◆ INSTRUCTIONS FOR THE TASK ◆
Every line in the records below with the string "this" is to be copied out.

◆ GIVEN ENTRIES ◆

((

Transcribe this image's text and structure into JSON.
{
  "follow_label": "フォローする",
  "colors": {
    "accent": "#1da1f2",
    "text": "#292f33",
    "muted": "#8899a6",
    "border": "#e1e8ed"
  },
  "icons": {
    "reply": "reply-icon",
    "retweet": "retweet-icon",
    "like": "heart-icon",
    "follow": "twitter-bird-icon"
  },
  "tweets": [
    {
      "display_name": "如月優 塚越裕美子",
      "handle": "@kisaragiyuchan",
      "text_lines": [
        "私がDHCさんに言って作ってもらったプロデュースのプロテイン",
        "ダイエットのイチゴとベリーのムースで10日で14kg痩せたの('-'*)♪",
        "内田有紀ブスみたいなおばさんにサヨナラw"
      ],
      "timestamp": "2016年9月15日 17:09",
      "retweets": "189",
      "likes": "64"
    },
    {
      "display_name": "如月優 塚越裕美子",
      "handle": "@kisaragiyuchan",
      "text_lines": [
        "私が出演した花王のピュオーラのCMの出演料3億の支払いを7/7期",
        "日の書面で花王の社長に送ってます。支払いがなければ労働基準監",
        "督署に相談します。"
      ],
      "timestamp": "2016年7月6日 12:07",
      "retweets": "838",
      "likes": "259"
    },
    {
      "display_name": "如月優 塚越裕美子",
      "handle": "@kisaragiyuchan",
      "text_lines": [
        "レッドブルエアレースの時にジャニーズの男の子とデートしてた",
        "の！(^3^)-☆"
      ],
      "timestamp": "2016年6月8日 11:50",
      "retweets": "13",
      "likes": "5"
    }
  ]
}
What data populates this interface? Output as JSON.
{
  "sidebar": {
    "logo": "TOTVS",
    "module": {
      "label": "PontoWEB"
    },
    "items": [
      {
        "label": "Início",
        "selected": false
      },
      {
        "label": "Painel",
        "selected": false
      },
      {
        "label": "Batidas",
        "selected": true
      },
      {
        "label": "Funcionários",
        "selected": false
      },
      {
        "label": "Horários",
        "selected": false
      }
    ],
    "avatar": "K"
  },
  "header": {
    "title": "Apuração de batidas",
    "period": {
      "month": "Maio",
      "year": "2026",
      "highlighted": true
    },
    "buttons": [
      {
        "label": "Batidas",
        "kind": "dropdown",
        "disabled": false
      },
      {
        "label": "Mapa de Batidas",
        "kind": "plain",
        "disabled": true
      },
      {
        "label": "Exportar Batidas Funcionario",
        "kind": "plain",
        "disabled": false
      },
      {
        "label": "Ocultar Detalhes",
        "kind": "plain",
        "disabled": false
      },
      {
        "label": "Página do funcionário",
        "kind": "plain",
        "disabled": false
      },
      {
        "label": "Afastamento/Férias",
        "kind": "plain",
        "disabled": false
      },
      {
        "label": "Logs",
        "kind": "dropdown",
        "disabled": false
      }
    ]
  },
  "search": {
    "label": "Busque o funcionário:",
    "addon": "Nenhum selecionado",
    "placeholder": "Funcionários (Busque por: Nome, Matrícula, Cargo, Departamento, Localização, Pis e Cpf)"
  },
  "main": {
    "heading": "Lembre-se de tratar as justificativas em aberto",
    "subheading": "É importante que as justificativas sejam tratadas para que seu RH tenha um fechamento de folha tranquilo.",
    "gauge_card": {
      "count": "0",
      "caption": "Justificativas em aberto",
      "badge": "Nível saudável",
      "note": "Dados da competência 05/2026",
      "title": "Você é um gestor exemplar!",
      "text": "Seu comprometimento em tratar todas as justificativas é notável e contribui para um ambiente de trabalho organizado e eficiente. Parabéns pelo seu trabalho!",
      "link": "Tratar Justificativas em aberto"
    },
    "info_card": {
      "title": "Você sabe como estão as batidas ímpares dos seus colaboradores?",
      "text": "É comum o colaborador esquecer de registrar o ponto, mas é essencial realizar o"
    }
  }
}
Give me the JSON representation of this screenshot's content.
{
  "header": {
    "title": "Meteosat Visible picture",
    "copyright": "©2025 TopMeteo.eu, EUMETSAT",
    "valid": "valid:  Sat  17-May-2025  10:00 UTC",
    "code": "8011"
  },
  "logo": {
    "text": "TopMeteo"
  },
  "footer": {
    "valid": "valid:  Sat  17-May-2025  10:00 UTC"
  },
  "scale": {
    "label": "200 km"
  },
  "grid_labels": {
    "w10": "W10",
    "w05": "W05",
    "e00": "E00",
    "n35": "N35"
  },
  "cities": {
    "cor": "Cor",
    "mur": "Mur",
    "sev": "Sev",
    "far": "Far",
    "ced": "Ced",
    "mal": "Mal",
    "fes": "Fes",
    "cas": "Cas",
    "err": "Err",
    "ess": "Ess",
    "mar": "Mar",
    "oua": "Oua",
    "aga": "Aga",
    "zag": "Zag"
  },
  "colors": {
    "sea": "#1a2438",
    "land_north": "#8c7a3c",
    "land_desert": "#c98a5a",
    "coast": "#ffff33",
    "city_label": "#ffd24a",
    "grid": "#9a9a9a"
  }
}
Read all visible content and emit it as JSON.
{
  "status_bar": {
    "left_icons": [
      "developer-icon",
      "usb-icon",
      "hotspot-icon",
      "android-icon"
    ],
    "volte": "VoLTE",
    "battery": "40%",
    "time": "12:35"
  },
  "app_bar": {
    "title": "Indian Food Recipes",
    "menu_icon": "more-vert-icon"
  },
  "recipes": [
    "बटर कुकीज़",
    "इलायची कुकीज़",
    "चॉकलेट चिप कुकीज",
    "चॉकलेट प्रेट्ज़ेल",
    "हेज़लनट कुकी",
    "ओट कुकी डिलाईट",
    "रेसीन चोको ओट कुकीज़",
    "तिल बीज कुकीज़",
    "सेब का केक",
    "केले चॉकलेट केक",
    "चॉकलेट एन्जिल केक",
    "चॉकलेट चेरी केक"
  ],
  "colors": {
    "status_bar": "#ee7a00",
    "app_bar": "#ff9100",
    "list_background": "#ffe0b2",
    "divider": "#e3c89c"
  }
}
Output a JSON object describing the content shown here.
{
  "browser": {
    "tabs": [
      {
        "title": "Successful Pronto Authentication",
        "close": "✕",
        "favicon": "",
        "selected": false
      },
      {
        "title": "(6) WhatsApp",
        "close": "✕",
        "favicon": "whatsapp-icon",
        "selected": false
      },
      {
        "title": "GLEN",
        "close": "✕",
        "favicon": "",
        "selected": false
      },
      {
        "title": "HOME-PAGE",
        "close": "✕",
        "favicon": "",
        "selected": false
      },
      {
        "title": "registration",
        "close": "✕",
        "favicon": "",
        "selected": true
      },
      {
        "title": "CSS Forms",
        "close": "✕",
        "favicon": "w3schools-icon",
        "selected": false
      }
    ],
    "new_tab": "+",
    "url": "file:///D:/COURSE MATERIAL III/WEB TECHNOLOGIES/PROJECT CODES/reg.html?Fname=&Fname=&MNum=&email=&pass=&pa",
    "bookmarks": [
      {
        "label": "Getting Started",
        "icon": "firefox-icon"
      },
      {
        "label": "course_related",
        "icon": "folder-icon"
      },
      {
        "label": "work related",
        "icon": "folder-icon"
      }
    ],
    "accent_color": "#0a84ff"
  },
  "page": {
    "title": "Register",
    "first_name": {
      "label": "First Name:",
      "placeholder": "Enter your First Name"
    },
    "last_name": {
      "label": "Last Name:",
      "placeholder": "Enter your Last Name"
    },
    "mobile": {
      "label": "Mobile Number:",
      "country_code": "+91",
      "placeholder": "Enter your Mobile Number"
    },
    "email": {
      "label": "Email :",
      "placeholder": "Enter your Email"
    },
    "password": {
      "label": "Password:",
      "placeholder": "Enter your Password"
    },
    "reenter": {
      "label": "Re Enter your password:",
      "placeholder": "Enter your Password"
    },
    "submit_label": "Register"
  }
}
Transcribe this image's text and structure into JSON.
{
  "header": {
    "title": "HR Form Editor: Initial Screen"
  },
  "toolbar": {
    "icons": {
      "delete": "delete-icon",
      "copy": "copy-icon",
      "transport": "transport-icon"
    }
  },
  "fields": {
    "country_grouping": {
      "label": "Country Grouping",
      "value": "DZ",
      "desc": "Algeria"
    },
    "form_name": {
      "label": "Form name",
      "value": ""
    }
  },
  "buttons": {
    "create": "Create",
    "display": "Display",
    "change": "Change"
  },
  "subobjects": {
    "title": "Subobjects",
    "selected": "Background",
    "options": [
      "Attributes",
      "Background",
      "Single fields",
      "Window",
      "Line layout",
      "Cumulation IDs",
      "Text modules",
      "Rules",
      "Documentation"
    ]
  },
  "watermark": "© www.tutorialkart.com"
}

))

◆ SOLUTION BELOW ◆
Transcribe this image's text and structure into JSON.
What data populates this interface? Output as JSON.
Give me the JSON representation of this screenshot's content.
Transcribe this image's text and structure into JSON.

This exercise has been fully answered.